Records for the task Start Marker

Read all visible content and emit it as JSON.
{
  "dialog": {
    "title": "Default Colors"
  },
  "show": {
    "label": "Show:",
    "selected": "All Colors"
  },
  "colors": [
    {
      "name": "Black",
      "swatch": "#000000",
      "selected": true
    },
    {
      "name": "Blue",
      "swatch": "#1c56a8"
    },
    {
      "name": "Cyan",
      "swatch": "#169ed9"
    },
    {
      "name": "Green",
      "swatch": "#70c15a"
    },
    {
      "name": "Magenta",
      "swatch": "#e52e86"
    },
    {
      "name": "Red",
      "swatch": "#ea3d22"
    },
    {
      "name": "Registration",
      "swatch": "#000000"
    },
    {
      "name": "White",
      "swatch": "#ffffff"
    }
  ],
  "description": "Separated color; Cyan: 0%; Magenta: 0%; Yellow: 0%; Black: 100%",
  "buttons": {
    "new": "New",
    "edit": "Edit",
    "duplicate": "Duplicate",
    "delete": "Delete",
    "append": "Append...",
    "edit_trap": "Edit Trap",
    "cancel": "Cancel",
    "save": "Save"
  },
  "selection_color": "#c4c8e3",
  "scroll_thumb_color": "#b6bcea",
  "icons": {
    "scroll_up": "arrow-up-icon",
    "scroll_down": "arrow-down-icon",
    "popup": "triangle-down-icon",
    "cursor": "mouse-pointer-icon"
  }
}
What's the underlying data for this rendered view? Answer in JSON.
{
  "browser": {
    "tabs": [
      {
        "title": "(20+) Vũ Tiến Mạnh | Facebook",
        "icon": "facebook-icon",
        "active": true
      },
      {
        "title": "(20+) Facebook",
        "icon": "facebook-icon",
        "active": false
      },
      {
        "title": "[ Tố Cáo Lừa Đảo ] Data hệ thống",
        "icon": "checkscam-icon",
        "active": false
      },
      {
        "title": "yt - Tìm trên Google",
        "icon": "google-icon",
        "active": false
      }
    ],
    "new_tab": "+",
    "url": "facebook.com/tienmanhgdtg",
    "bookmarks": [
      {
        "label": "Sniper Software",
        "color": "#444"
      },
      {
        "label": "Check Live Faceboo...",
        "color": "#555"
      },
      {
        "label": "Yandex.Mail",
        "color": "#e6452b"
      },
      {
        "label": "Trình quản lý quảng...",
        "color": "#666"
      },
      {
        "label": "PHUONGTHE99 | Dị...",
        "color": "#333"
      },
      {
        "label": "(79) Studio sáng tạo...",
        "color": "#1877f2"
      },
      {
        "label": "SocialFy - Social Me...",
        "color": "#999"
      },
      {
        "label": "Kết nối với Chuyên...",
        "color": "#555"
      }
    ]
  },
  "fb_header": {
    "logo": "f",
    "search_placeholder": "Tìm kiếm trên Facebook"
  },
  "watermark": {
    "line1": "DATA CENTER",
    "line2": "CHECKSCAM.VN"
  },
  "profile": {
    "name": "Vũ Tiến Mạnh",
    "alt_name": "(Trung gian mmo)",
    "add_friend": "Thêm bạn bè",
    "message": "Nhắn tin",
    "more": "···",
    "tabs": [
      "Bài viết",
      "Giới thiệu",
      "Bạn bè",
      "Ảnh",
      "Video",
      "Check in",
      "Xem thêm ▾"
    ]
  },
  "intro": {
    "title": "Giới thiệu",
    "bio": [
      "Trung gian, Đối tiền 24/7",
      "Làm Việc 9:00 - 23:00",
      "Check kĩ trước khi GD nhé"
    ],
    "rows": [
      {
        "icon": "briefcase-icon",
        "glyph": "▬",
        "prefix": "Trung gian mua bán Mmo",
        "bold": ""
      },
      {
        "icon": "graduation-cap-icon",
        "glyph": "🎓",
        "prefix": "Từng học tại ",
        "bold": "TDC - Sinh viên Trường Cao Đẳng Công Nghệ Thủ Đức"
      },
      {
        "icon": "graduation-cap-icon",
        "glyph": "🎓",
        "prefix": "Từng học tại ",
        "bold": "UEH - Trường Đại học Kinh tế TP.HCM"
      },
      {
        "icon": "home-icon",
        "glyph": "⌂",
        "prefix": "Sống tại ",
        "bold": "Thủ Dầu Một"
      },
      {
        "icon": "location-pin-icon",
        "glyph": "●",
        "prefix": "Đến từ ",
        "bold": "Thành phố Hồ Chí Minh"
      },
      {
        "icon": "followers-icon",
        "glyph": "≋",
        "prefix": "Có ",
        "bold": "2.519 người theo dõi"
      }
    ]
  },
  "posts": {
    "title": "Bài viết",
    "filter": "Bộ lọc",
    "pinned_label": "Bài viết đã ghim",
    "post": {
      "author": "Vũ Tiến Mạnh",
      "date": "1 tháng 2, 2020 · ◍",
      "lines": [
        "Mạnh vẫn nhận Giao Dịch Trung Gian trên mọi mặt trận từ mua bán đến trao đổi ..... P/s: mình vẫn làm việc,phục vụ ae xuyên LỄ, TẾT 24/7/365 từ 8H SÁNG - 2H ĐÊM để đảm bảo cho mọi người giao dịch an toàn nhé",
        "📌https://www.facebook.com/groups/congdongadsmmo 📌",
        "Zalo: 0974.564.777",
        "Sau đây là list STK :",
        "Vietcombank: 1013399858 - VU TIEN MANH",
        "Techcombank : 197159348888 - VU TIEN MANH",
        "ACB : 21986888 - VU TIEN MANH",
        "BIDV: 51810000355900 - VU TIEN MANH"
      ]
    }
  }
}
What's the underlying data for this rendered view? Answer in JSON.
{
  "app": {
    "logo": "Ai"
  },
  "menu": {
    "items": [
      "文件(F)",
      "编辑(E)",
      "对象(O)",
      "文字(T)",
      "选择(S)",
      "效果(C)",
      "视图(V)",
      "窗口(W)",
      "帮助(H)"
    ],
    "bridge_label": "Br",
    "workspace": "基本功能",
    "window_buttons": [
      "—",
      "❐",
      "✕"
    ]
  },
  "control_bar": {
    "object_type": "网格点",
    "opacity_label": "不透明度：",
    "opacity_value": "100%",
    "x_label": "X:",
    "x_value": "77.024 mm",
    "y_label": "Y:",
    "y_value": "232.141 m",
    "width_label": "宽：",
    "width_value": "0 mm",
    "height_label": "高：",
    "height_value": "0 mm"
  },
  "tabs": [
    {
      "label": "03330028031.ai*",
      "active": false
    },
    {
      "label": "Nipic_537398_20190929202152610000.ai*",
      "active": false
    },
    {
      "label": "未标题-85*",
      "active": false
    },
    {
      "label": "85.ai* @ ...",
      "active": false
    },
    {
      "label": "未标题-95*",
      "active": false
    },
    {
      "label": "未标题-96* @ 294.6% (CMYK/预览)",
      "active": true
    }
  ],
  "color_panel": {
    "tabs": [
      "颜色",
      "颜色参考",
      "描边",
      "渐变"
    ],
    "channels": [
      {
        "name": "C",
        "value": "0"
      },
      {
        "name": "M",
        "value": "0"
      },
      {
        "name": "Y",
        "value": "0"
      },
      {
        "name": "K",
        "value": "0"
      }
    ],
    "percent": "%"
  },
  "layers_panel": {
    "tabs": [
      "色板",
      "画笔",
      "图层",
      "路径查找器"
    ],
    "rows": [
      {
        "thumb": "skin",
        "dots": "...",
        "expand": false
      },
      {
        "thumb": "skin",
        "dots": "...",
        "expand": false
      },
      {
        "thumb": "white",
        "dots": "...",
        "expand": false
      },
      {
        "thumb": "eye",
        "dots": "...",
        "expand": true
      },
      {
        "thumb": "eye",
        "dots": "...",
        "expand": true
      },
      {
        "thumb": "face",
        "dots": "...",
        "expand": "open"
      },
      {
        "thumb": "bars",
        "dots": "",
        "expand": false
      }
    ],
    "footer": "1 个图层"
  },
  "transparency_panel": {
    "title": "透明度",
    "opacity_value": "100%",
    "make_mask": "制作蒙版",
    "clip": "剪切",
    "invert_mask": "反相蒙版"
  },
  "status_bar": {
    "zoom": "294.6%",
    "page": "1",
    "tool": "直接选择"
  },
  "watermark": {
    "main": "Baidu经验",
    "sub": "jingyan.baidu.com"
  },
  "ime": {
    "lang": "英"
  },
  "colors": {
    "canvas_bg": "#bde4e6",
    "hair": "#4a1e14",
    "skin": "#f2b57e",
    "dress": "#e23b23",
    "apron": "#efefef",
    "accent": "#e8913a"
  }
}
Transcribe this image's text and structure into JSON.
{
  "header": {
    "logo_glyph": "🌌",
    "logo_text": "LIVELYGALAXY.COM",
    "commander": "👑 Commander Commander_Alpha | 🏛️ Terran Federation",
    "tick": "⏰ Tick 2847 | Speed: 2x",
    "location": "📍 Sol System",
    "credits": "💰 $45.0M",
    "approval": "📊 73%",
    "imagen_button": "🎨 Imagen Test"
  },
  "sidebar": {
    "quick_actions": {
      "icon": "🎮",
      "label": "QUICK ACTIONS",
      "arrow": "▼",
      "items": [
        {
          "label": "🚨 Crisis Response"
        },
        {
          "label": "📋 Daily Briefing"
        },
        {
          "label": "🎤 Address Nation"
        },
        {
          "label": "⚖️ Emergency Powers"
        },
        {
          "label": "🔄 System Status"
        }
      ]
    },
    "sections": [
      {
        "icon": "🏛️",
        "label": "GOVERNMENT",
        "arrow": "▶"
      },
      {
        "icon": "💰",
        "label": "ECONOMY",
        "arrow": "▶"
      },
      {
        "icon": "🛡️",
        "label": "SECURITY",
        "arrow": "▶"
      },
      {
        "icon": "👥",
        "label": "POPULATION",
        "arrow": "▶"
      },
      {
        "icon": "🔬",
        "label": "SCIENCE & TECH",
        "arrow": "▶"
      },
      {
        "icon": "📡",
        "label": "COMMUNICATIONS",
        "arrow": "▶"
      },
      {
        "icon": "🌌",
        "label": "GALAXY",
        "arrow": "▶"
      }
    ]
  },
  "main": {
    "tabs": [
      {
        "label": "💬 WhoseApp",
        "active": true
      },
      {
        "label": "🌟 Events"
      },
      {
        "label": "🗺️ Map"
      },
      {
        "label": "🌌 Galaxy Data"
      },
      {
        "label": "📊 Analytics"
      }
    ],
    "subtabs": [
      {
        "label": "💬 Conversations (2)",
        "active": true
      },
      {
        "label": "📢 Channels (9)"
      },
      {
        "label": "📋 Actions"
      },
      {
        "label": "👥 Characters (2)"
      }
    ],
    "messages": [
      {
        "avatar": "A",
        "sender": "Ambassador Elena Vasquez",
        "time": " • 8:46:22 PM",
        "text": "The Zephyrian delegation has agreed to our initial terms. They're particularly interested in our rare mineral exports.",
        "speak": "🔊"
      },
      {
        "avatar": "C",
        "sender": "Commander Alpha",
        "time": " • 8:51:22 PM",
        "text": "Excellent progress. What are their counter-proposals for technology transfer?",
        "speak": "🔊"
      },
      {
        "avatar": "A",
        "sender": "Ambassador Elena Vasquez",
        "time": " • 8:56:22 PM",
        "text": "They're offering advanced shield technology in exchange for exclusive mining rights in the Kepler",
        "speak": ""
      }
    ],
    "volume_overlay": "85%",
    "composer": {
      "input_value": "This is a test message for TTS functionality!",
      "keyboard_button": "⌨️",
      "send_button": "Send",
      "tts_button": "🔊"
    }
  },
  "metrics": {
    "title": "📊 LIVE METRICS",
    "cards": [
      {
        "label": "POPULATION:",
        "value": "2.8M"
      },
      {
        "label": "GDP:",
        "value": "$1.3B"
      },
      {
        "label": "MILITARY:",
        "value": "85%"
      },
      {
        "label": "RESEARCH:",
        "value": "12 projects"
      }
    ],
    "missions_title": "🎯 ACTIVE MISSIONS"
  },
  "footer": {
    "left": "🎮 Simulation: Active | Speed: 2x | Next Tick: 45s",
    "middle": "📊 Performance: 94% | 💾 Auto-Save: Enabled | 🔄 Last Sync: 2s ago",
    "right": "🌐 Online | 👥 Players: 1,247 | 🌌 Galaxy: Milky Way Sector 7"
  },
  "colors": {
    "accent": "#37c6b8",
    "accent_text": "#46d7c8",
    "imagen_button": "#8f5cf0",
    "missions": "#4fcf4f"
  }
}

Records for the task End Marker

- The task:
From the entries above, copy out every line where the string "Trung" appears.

- Solution:
    "alt_name": "(Trung gian mmo)",
      "Trung gian, Đối tiền 24/7",
        "prefix": "Trung gian mua bán Mmo",
        "Mạnh vẫn nhận Giao Dịch Trung Gian trên mọi mặt trận từ mua bán đến trao đổi ..... P/s: mình vẫn làm việc,phục vụ ae xuyên LỄ, TẾT 24/7/365 từ 8H SÁNG - 2H ĐÊM để đảm bảo cho mọi người giao dịch an toàn nhé",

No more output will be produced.